Party control of the 10 state legislatures most recently passing medical marijuana laws
When Vermont became the first state in the nation to pass a recreational legalization bill this spring, it did so with healthy majorities as well—20-9 in the Senate and 79-66 in the House. Though only a handful of Republicans voted for the bill in each chamber, when Republican Governor Phil Scott vetoed it, he said that he is not philosophically opposed to marijuana legalization and has since been working with the legislature on a new bill that addresses some specific concerns he had raised.57
Increasingly, marijuana reform is becoming a bipartisan issue in state legislatures, regardless of the party in power. That’s especially true for medical legalization, which is now the law of the land in the majority of states.
The Lack of Backlash
We analyzed the state legislative and gubernatorial elections immediately following legalization in each of the ten states that most recently legislated medical marijuana, and we couldn’t identify a single instance of negative political consequences for elected officials who supported legalization of medical marijuana.
We could find no state legislative races in which voting in favor of a medical marijuana bill was detrimental. Only two state senates flipped party control after legalization—New York and Minnesota—but in both the medical marijuana vote had been overwhelmingly in favor and bipartisan. Only two state lower chambers flipped party control as well—Minnesota and New Hampshire—but in neither state was marijuana a major campaign issue. Not a single Governor in any of these ten states lost a reelection campaign because he or she signed a medical marijuana bill into law—in fact, only one Governor lost their reelection at all (Democrat Pat Quinn of Illinois), and it was to an opponent who did not oppose medical marijuana legalization.
It seems clear that legalizing medical marijuana is not a political liability for Governors or state legislatures. In fact, given the overwhelming popularity of medical marijuana, just the opposite may prove to be true going forward, especially as more states legalize and those that don’t are left behind.

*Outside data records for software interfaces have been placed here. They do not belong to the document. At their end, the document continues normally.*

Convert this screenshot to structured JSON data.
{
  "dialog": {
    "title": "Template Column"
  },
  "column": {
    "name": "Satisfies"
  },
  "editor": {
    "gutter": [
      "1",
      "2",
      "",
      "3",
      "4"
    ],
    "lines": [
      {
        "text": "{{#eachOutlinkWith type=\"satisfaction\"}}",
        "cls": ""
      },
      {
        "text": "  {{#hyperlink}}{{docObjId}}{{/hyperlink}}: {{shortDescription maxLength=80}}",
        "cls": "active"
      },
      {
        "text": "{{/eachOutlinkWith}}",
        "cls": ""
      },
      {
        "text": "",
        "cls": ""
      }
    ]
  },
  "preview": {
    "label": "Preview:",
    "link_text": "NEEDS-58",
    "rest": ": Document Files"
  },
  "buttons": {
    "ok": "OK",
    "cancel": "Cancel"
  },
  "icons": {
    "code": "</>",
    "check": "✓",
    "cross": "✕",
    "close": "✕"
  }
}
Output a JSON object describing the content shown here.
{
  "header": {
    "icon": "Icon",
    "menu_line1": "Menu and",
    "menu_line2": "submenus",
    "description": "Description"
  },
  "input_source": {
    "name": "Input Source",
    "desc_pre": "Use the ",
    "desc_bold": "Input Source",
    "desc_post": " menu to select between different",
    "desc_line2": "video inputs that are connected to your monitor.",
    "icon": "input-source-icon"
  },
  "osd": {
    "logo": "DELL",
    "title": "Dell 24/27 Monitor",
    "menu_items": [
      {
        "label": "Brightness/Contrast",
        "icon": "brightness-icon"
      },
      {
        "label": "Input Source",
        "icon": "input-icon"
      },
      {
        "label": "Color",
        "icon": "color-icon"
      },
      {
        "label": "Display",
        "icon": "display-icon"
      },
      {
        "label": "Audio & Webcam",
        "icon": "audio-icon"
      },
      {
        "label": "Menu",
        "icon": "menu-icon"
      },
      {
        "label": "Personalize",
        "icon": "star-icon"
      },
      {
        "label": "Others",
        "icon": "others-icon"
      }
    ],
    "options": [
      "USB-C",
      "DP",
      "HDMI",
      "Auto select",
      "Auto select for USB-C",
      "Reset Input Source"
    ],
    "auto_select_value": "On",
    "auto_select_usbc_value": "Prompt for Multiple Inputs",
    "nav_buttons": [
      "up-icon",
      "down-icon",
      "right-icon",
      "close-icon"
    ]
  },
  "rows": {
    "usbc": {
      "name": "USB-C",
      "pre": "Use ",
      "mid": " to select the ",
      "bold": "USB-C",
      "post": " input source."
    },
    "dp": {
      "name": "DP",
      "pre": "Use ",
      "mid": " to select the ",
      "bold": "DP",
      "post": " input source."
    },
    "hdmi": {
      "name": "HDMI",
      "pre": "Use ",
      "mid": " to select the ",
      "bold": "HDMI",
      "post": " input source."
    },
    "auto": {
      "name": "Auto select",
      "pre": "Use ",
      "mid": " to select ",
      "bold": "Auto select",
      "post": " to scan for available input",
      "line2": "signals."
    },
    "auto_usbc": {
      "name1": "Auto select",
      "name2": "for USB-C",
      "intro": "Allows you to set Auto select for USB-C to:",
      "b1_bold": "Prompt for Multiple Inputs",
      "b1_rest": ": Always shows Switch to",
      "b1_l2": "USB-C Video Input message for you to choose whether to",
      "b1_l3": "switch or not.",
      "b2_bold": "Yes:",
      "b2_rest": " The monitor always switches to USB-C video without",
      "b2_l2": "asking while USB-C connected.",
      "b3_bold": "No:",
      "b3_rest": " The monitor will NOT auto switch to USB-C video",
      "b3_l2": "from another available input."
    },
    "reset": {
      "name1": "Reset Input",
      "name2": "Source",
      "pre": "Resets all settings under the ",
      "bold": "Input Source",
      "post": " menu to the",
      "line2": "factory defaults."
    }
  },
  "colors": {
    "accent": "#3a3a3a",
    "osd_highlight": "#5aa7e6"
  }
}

State policymakers have led the way on marijuana reform. More than half of the 29 states that have legalized medical marijuana did so legislatively, and more are likely to follow. The growing bipartisan nature of state reforms and the absence of any major political consequences for those policymakers who enacted them illustrate that policymakers can feel comfortable publicly supporting legalization, regardless of party affiliation.
The policy landscape has changed dramatically around marijuana during the past 20 years. Roughly 98% of Americans live in states that permit some use of medical marijuana and roughly one-fifth of the country’s population lives in states where recreational use is also legal.58 Public support for legalization—and opposition to federal enforcement—is at the highest levels ever seen. And while there is uncertainty about what course the Trump Administration will take on marijuana policy, support in Congress and statehouses nationwide continues to grow. Increasingly, federal policymakers are recognizing the conflict between state and federal laws and are working to proactively to address it. That’s critical, because as the number of states where marijuana is legal expands, the need for responsible, safe, and smart governance is more important than ever.